▶ _Your goal_
Return all the data, word for word.

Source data

■ ■ ■ ■ ■

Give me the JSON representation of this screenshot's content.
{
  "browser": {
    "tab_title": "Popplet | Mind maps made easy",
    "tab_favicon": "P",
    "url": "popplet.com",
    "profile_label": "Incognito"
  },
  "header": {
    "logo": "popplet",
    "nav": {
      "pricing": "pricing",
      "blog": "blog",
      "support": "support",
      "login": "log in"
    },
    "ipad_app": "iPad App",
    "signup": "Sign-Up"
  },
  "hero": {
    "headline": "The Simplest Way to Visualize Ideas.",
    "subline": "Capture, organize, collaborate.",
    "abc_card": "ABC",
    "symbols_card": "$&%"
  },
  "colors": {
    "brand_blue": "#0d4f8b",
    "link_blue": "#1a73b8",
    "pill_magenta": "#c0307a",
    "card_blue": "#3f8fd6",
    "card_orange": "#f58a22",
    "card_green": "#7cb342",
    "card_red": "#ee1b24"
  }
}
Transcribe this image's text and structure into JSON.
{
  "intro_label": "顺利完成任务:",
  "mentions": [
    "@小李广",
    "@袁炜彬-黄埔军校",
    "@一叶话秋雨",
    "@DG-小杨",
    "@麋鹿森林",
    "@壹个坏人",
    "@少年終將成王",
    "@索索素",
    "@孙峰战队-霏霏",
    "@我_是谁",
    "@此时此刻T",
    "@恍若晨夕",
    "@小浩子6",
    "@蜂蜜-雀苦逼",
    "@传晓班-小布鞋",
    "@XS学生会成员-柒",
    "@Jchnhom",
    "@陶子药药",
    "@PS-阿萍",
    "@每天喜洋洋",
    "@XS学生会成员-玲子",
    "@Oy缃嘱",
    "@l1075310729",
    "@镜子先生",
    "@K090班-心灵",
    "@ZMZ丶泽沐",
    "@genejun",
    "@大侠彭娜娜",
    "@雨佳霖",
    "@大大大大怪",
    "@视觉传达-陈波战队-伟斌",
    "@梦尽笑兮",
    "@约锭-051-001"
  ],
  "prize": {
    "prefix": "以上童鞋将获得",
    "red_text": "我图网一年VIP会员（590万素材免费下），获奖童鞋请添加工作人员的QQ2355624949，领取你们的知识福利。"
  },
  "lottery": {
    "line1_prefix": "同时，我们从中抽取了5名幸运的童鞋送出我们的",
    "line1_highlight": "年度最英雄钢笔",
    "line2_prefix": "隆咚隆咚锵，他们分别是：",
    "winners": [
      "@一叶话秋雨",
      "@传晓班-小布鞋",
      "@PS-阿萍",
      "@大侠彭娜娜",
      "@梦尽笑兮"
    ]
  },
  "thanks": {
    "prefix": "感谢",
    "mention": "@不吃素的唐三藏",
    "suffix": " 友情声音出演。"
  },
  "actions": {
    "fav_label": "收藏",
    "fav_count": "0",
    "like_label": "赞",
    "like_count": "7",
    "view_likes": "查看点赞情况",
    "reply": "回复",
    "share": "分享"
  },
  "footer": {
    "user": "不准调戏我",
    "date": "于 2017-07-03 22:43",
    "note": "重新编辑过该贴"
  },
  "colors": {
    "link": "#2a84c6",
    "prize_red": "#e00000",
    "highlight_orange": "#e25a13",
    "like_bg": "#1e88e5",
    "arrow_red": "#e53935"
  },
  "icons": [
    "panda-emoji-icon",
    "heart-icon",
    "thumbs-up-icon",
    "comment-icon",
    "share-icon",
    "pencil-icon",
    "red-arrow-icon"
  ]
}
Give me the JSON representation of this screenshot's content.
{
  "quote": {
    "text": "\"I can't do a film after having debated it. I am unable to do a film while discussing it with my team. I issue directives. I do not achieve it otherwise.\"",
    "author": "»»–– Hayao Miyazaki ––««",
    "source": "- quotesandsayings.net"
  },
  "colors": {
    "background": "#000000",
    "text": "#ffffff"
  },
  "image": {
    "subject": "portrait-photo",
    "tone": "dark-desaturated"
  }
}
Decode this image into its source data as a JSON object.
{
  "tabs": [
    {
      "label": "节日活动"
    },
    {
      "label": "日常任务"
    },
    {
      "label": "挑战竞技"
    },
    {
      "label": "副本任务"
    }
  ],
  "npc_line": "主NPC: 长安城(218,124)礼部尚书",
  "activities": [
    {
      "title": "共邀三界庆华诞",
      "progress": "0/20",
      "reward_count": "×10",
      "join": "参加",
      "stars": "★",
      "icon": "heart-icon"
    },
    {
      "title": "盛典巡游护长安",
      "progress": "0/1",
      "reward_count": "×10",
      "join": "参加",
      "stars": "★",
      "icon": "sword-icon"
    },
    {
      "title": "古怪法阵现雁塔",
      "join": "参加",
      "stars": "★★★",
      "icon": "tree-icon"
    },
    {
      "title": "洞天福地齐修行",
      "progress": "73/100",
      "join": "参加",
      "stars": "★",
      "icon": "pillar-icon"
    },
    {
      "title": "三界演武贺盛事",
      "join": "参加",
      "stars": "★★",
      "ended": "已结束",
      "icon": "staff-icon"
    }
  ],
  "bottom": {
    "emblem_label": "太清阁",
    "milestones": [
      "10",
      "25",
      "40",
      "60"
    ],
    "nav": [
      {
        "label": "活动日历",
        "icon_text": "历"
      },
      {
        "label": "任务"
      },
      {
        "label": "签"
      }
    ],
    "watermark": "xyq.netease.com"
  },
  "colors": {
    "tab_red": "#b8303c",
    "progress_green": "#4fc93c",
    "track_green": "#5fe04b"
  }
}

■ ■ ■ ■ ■

▶ _Final answer_
Give me the JSON representation of this screenshot's content.
{
  "browser": {
    "tab_title": "Popplet | Mind maps made easy",
    "tab_favicon": "P",
    "url": "popplet.com",
    "profile_label": "Incognito"
  },
  "header": {
    "logo": "popplet",
    "nav": {
      "pricing": "pricing",
      "blog": "blog",
      "support": "support",
      "login": "log in"
    },
    "ipad_app": "iPad App",
    "signup": "Sign-Up"
  },
  "hero": {
    "headline": "The Simplest Way to Visualize Ideas.",
    "subline": "Capture, organize, collaborate.",
    "abc_card": "ABC",
    "symbols_card": "$&%"
  },
  "colors": {
    "brand_blue": "#0d4f8b",
    "link_blue": "#1a73b8",
    "pill_magenta": "#c0307a",
    "card_blue": "#3f8fd6",
    "card_orange": "#f58a22",
    "card_green": "#7cb342",
    "card_red": "#ee1b24"
  }
}
Transcribe this image's text and structure into JSON.
{
  "intro_label": "顺利完成任务:",
  "mentions": [
    "@小李广",
    "@袁炜彬-黄埔军校",
    "@一叶话秋雨",
    "@DG-小杨",
    "@麋鹿森林",
    "@壹个坏人",
    "@少年終將成王",
    "@索索素",
    "@孙峰战队-霏霏",
    "@我_是谁",
    "@此时此刻T",
    "@恍若晨夕",
    "@小浩子6",
    "@蜂蜜-雀苦逼",
    "@传晓班-小布鞋",
    "@XS学生会成员-柒",
    "@Jchnhom",
    "@陶子药药",
    "@PS-阿萍",
    "@每天喜洋洋",
    "@XS学生会成员-玲子",
    "@Oy缃嘱",
    "@l1075310729",
    "@镜子先生",
    "@K090班-心灵",
    "@ZMZ丶泽沐",
    "@genejun",
    "@大侠彭娜娜",
    "@雨佳霖",
    "@大大大大怪",
    "@视觉传达-陈波战队-伟斌",
    "@梦尽笑兮",
    "@约锭-051-001"
  ],
  "prize": {
    "prefix": "以上童鞋将获得",
    "red_text": "我图网一年VIP会员（590万素材免费下），获奖童鞋请添加工作人员的QQ2355624949，领取你们的知识福利。"
  },
  "lottery": {
    "line1_prefix": "同时，我们从中抽取了5名幸运的童鞋送出我们的",
    "line1_highlight": "年度最英雄钢笔",
    "line2_prefix": "隆咚隆咚锵，他们分别是：",
    "winners": [
      "@一叶话秋雨",
      "@传晓班-小布鞋",
      "@PS-阿萍",
      "@大侠彭娜娜",
      "@梦尽笑兮"
    ]
  },
  "thanks": {
    "prefix": "感谢",
    "mention": "@不吃素的唐三藏",
    "suffix": " 友情声音出演。"
  },
  "actions": {
    "fav_label": "收藏",
    "fav_count": "0",
    "like_label": "赞",
    "like_count": "7",
    "view_likes": "查看点赞情况",
    "reply": "回复",
    "share": "分享"
  },
  "footer": {
    "user": "不准调戏我",
    "date": "于 2017-07-03 22:43",
    "note": "重新编辑过该贴"
  },
  "colors": {
    "link": "#2a84c6",
    "prize_red": "#e00000",
    "highlight_orange": "#e25a13",
    "like_bg": "#1e88e5",
    "arrow_red": "#e53935"
  },
  "icons": [
    "panda-emoji-icon",
    "heart-icon",
    "thumbs-up-icon",
    "comment-icon",
    "share-icon",
    "pencil-icon",
    "red-arrow-icon"
  ]
}
Give me the JSON representation of this screenshot's content.
{
  "quote": {
    "text": "\"I can't do a film after having debated it. I am unable to do a film while discussing it with my team. I issue directives. I do not achieve it otherwise.\"",
    "author": "»»–– Hayao Miyazaki ––««",
    "source": "- quotesandsayings.net"
  },
  "colors": {
    "background": "#000000",
    "text": "#ffffff"
  },
  "image": {
    "subject": "portrait-photo",
    "tone": "dark-desaturated"
  }
}
Decode this image into its source data as a JSON object.
{
  "tabs": [
    {
      "label": "节日活动"
    },
    {
      "label": "日常任务"
    },
    {
      "label": "挑战竞技"
    },
    {
      "label": "副本任务"
    }
  ],
  "npc_line": "主NPC: 长安城(218,124)礼部尚书",
  "activities": [
    {
      "title": "共邀三界庆华诞",
      "progress": "0/20",
      "reward_count": "×10",
      "join": "参加",
      "stars": "★",
      "icon": "heart-icon"
    },
    {
      "title": "盛典巡游护长安",
      "progress": "0/1",
      "reward_count": "×10",
      "join": "参加",
      "stars": "★",
      "icon": "sword-icon"
    },
    {
      "title": "古怪法阵现雁塔",
      "join": "参加",
      "stars": "★★★",
      "icon": "tree-icon"
    },
    {
      "title": "洞天福地齐修行",
      "progress": "73/100",
      "join": "参加",
      "stars": "★",
      "icon": "pillar-icon"
    },
    {
      "title": "三界演武贺盛事",
      "join": "参加",
      "stars": "★★",
      "ended": "已结束",
      "icon": "staff-icon"
    }
  ],
  "bottom": {
    "emblem_label": "太清阁",
    "milestones": [
      "10",
      "25",
      "40",
      "60"
    ],
    "nav": [
      {
        "label": "活动日历",
        "icon_text": "历"
      },
      {
        "label": "任务"
      },
      {
        "label": "签"
      }
    ],
    "watermark": "xyq.netease.com"
  },
  "colors": {
    "tab_red": "#b8303c",
    "progress_green": "#4fc93c",
    "track_green": "#5fe04b"
  }
}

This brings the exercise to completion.